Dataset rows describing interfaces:

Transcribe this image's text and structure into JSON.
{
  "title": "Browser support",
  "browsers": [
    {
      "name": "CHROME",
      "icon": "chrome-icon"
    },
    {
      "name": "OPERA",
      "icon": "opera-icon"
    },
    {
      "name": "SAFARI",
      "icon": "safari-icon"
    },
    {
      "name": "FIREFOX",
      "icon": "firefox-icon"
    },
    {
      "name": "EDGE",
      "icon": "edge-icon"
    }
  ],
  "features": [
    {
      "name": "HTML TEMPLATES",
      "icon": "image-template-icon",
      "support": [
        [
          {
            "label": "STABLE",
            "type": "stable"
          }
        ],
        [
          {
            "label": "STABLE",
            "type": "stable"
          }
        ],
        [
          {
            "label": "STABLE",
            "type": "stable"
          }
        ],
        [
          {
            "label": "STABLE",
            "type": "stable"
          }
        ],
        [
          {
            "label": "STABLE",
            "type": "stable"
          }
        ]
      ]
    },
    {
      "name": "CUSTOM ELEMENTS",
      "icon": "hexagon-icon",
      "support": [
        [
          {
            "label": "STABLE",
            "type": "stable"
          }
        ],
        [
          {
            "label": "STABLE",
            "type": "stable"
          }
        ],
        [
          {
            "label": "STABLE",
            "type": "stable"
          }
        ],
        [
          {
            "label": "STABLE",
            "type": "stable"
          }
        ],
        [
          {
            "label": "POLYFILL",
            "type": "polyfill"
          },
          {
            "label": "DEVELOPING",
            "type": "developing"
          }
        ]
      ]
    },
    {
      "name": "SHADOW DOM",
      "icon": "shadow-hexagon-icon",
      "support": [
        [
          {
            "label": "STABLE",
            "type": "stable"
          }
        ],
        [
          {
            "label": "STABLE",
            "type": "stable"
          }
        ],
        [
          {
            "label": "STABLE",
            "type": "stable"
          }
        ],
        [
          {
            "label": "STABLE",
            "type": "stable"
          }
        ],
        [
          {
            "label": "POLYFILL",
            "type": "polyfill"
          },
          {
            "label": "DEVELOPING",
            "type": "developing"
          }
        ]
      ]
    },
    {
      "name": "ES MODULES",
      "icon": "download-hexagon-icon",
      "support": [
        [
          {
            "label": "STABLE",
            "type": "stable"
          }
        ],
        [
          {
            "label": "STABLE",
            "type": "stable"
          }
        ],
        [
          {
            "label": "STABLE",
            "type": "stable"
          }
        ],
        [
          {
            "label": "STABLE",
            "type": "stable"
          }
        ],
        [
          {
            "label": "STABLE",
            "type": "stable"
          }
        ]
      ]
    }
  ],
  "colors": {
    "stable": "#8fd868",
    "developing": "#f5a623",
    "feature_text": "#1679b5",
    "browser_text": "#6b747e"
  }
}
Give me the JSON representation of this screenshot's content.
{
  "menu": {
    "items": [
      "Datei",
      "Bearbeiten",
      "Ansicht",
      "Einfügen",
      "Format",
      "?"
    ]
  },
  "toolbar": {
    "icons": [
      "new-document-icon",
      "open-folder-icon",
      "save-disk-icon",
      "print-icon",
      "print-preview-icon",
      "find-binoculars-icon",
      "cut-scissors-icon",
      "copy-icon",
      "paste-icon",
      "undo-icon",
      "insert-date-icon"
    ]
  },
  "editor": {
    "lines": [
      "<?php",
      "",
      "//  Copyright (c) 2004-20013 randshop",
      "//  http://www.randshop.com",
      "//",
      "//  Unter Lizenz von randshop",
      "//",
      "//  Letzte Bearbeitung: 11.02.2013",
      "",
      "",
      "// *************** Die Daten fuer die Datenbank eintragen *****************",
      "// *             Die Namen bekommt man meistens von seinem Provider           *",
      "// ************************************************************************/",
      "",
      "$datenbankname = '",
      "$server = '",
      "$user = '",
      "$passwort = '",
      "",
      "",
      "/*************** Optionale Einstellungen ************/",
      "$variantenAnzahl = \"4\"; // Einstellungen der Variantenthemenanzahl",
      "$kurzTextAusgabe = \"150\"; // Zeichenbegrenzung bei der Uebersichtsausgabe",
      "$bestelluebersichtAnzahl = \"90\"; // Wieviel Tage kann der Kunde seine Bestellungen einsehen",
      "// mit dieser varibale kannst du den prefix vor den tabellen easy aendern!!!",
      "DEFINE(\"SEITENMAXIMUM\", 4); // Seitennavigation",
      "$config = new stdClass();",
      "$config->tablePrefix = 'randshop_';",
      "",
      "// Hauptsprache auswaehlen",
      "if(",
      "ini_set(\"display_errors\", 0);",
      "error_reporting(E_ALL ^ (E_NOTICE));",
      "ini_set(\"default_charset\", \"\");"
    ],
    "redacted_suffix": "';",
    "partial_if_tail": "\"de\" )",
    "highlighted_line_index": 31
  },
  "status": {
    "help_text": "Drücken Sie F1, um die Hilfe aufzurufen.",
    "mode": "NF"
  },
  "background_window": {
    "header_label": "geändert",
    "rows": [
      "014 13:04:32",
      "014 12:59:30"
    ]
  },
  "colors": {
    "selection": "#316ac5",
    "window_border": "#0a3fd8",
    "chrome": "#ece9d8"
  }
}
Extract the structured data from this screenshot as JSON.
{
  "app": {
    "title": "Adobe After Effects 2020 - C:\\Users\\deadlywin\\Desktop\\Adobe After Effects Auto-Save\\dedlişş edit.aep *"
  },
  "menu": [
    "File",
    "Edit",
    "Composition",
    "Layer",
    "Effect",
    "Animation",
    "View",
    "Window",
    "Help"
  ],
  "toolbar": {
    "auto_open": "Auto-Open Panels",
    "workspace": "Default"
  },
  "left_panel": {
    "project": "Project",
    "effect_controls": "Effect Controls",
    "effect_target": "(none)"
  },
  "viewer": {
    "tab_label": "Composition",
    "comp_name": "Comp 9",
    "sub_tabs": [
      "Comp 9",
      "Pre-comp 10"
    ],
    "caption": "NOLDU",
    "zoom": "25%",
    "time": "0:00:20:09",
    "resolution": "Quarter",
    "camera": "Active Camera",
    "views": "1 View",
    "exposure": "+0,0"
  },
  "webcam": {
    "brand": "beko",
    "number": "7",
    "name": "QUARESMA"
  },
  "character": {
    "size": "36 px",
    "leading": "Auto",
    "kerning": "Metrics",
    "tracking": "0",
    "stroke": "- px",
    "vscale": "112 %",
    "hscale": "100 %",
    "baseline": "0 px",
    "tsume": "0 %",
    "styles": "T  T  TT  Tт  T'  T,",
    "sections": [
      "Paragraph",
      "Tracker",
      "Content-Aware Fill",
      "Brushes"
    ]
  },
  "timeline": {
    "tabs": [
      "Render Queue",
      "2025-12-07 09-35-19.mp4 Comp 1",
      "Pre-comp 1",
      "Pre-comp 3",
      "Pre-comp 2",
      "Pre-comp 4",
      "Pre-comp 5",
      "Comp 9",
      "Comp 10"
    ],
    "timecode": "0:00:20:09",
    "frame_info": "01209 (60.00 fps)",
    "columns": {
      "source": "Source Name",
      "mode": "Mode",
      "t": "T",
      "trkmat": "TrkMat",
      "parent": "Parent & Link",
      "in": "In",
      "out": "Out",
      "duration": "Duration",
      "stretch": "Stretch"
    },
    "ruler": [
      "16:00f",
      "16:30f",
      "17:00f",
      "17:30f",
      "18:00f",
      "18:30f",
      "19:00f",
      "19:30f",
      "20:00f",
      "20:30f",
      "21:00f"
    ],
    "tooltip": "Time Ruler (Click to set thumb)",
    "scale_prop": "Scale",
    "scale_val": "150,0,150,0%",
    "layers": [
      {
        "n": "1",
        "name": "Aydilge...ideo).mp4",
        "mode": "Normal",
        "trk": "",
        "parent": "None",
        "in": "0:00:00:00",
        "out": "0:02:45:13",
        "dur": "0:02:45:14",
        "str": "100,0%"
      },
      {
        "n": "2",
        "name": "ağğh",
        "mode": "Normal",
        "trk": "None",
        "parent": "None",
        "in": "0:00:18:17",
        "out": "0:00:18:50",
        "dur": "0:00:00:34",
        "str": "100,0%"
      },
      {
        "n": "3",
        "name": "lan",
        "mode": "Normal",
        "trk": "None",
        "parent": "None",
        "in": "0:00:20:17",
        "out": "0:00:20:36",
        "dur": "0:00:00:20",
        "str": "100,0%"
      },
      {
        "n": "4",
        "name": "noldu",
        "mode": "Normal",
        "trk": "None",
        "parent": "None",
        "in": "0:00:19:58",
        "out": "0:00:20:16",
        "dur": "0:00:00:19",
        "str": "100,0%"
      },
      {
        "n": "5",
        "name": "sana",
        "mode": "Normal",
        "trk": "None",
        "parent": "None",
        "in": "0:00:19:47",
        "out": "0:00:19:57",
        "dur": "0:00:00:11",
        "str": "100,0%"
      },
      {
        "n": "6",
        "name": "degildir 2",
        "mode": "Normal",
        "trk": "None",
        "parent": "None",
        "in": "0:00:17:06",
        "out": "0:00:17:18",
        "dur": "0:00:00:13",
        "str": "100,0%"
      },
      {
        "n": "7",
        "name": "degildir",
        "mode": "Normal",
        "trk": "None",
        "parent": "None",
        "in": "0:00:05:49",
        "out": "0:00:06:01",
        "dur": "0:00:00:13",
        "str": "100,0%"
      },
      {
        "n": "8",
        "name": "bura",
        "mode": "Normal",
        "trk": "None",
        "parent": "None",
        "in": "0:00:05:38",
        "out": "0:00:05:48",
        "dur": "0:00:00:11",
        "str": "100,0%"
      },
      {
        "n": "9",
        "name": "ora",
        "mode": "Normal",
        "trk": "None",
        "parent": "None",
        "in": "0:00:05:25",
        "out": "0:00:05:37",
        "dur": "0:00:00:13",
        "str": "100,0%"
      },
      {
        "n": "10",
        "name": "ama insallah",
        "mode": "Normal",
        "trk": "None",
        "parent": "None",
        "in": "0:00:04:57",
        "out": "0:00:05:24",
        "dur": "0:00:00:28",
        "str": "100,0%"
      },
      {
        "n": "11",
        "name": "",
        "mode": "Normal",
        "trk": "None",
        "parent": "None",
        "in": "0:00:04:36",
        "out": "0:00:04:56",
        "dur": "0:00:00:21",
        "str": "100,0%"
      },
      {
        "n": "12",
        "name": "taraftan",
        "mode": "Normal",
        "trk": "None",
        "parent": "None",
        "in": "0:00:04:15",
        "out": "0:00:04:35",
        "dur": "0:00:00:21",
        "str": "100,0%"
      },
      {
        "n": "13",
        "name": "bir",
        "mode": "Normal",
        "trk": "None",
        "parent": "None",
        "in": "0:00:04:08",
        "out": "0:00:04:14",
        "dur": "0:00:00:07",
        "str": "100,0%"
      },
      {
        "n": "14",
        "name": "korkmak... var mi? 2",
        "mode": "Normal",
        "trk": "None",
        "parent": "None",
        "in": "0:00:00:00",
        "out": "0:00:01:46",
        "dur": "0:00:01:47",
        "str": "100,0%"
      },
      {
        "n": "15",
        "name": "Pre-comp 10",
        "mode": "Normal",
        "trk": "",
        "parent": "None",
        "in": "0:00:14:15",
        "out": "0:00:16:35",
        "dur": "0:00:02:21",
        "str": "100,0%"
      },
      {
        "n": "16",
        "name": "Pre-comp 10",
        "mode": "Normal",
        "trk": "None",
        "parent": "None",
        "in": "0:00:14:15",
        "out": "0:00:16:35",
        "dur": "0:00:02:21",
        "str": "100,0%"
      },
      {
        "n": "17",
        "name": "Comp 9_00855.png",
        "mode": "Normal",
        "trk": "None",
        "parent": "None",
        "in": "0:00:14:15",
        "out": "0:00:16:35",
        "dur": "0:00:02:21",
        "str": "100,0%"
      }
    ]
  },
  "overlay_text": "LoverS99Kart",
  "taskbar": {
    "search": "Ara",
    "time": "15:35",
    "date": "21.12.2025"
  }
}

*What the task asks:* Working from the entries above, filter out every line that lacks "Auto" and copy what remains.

*Output of the exercise:*
    "title": "Adobe After Effects 2020 - C:\\Users\\deadlywin\\Desktop\\Adobe After Effects Auto-Save\\dedlişş edit.aep *"
    "auto_open": "Auto-Open Panels",
    "leading": "Auto",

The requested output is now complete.